Comparing Employment with the Great Depression

Comparing Employment with the Great Depression
David Schlecht

With the games that our government is constantly playing with the unemployment numbers, it’s impossible to get the real numbers and also impossible to compare today’s Great Recession with the Great Depression of the 30s.

Some of the many games is we no longer count the homeless, we don’t count the unemployed who don’t show up in the census. We often don’t even count those who have exceeded their 99 weeks of benefits. We don’t count those who are under employed, or those who are flipping burgers with a BS degree. Anything to make the numbers look better, and our government is using it.

One way to compare the depth of the current disaster with the last Republican Great Disaster is to compare changes in GDP, our Gross Domestic Product. This is the calculated value of the goods and services produced by the country.

Why should we compare these? These numbers show, not just how much we produce, but how much we’re working. The GDP goes up for reasons other than employment, but it’s a good general indicator.

Here is a graph showing the relative changes in GDP over the past recessions.

Changes in GDP in the past recessions

What you should pay close attention to is the length of time it takes to get back to normal GDP output, or in other words, back to normal employment.

Considering that we’re nowhere near back to normal in GDP, we can conclude that we are nowhere near back to normal in employment.

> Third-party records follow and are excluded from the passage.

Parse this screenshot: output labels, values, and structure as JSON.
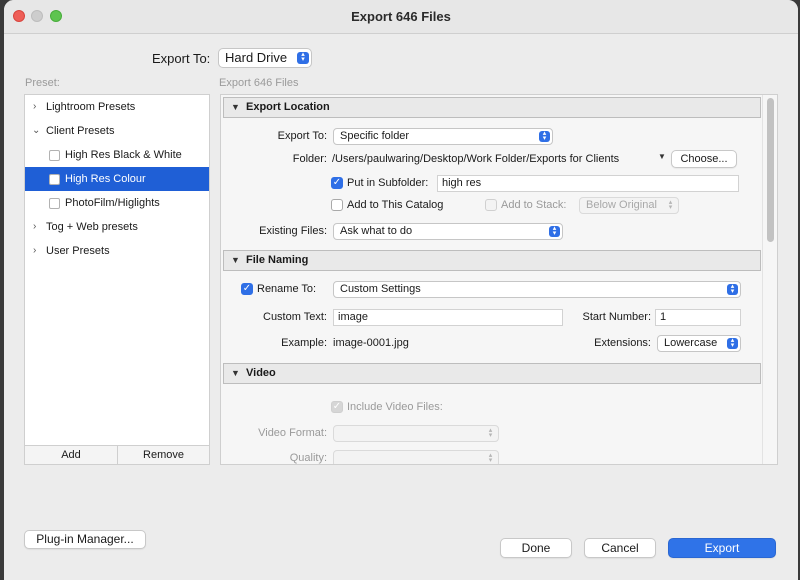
{
  "window": {
    "title": "Export 646 Files"
  },
  "export_to": {
    "label": "Export To:",
    "value": "Hard Drive"
  },
  "preset": {
    "label": "Preset:",
    "items": [
      {
        "label": "Lightroom Presets"
      },
      {
        "label": "Client Presets"
      },
      {
        "label": "High Res Black & White"
      },
      {
        "label": "High Res Colour"
      },
      {
        "label": "PhotoFilm/Higlights"
      },
      {
        "label": "Tog + Web presets"
      },
      {
        "label": "User Presets"
      }
    ],
    "add_label": "Add",
    "remove_label": "Remove"
  },
  "settings_caption": "Export 646 Files",
  "export_location": {
    "title": "Export Location",
    "export_to_label": "Export To:",
    "export_to_value": "Specific folder",
    "folder_label": "Folder:",
    "folder_path": "/Users/paulwaring/Desktop/Work Folder/Exports for Clients",
    "choose_label": "Choose...",
    "subfolder_label": "Put in Subfolder:",
    "subfolder_value": "high res",
    "add_catalog_label": "Add to This Catalog",
    "add_stack_label": "Add to Stack:",
    "stack_value": "Below Original",
    "existing_label": "Existing Files:",
    "existing_value": "Ask what to do"
  },
  "file_naming": {
    "title": "File Naming",
    "rename_label": "Rename To:",
    "rename_value": "Custom Settings",
    "custom_text_label": "Custom Text:",
    "custom_text_value": "image",
    "start_number_label": "Start Number:",
    "start_number_value": "1",
    "example_label": "Example:",
    "example_value": "image-0001.jpg",
    "extensions_label": "Extensions:",
    "extensions_value": "Lowercase"
  },
  "video": {
    "title": "Video",
    "include_label": "Include Video Files:",
    "format_label": "Video Format:",
    "quality_label": "Quality:"
  },
  "footer": {
    "plugin_label": "Plug-in Manager...",
    "done_label": "Done",
    "cancel_label": "Cancel",
    "export_label": "Export"
  },
  "colors": {
    "accent": "#2f73e8",
    "selection": "#1f5fd6"
  }
}
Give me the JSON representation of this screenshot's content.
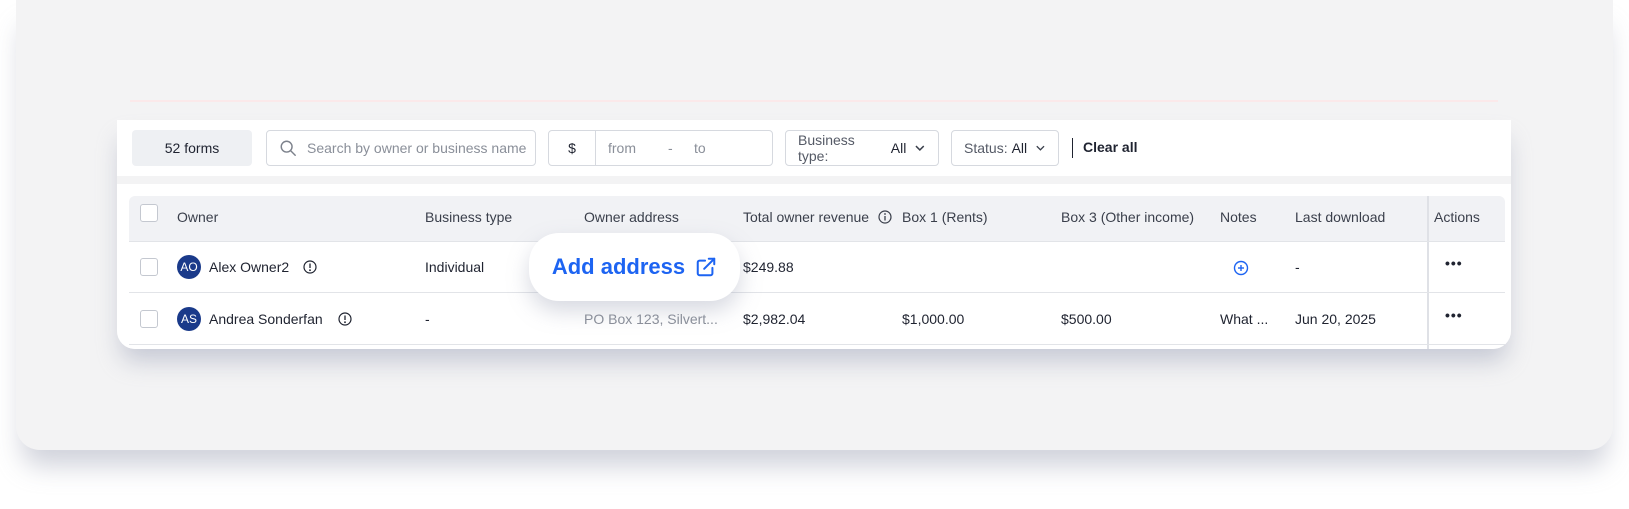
{
  "filters": {
    "forms_count": "52 forms",
    "search_placeholder": "Search by owner or business name",
    "currency_symbol": "$",
    "range_from_placeholder": "from",
    "range_separator": "-",
    "range_to_placeholder": "to",
    "business_type_label": "Business type:",
    "business_type_value": "All",
    "status_label": "Status:",
    "status_value": "All",
    "clear_all": "Clear all"
  },
  "table": {
    "columns": [
      "Owner",
      "Business type",
      "Owner address",
      "Total owner revenue",
      "Box 1 (Rents)",
      "Box 3 (Other income)",
      "Notes",
      "Last download",
      "Actions"
    ],
    "rows": [
      {
        "initials": "AO",
        "owner": "Alex Owner2",
        "business_type": "Individual",
        "owner_address": "",
        "total_revenue": "$249.88",
        "box1": "",
        "box3": "",
        "notes": "",
        "last_download": "-",
        "actions": "•••"
      },
      {
        "initials": "AS",
        "owner": "Andrea Sonderfan",
        "business_type": "-",
        "owner_address": "PO Box 123, Silvert...",
        "total_revenue": "$2,982.04",
        "box1": "$1,000.00",
        "box3": "$500.00",
        "notes": "What ...",
        "last_download": "Jun 20, 2025",
        "actions": "•••"
      }
    ]
  },
  "tooltip": {
    "label": "Add address"
  },
  "icons": {
    "search": "search-icon",
    "chevron": "chevron-down-icon",
    "info": "info-icon",
    "add_note": "plus-circle-icon",
    "external": "external-link-icon",
    "more": "more-horizontal-icon"
  },
  "colors": {
    "accent": "#1d64f2",
    "avatar": "#1a3a8a",
    "background": "#f3f3f4"
  }
}
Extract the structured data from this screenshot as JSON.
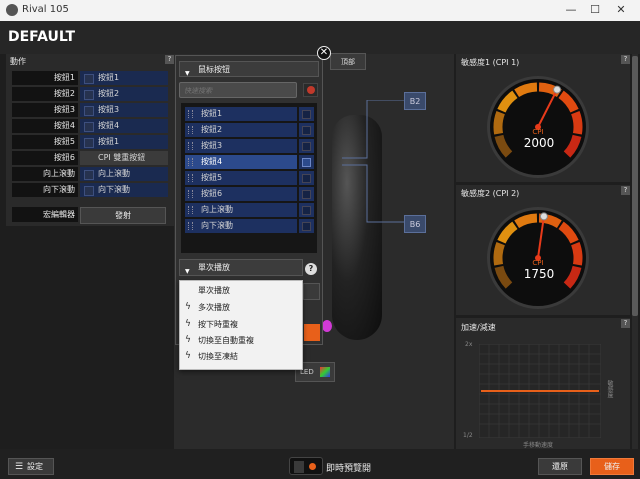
{
  "window": {
    "title": "Rival 105",
    "min": "—",
    "max": "☐",
    "close": "✕"
  },
  "profile": {
    "title": "DEFAULT"
  },
  "actions": {
    "title": "動作",
    "help": "?",
    "rows": [
      {
        "label": "按鈕1",
        "value": "按鈕1"
      },
      {
        "label": "按鈕2",
        "value": "按鈕2"
      },
      {
        "label": "按鈕3",
        "value": "按鈕3"
      },
      {
        "label": "按鈕4",
        "value": "按鈕4"
      },
      {
        "label": "按鈕5",
        "value": "按鈕1"
      },
      {
        "label": "按鈕6",
        "value": "CPI 雙重按鈕"
      },
      {
        "label": "向上滾動",
        "value": "向上滾動"
      },
      {
        "label": "向下滾動",
        "value": "向下滾動"
      }
    ],
    "macro_label": "宏編輯器",
    "macro_button": "發射"
  },
  "center": {
    "callout_top": "B2",
    "callout_bottom": "B6",
    "top_button": "頂部",
    "led": "LED"
  },
  "popup": {
    "close": "✕",
    "dropdown": "鼠标按钮",
    "search_placeholder": "快速搜索",
    "items": [
      "按鈕1",
      "按鈕2",
      "按鈕3",
      "按鈕4",
      "按鈕5",
      "按鈕6",
      "向上滾動",
      "向下滾動"
    ],
    "selected_index": 3,
    "play_mode": "單次播放",
    "play_help": "?",
    "play_options": [
      "單次播放",
      "多次播放",
      "按下時重複",
      "切換至自動重複",
      "切換至凍結"
    ]
  },
  "sensitivity1": {
    "label": "敏感度1 (CPI 1)",
    "cpi_label": "CPI",
    "value": "2000",
    "help": "?",
    "fraction": 0.6
  },
  "sensitivity2": {
    "label": "敏感度2 (CPI 2)",
    "cpi_label": "CPI",
    "value": "1750",
    "help": "?",
    "fraction": 0.53
  },
  "accel": {
    "label": "加速/減速",
    "help": "?",
    "y_top": "2x",
    "y_bottom": "1/2",
    "y_axis": "敏感度",
    "x_axis": "手移動速度"
  },
  "bottom": {
    "config_button": "設定",
    "live_preview": "即時預覽開",
    "revert_button": "還原",
    "save_button": "儲存"
  },
  "colors": {
    "accent": "#e8601a",
    "selection": "#2c4a8c",
    "list": "#1d3060"
  },
  "icons": {
    "config": "list-icon",
    "play_item": "bolt-icon"
  }
}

Believe me, 8% is nowhere near the real rateĀ  of unemployment.

And, considering that we haven’t even touched fixing the issues that triggered the current recession, and that we’re nowhere near putting Humpty Dumpty back together, perhaps we should hold on to our hats, or better yet, our wallets a while longer.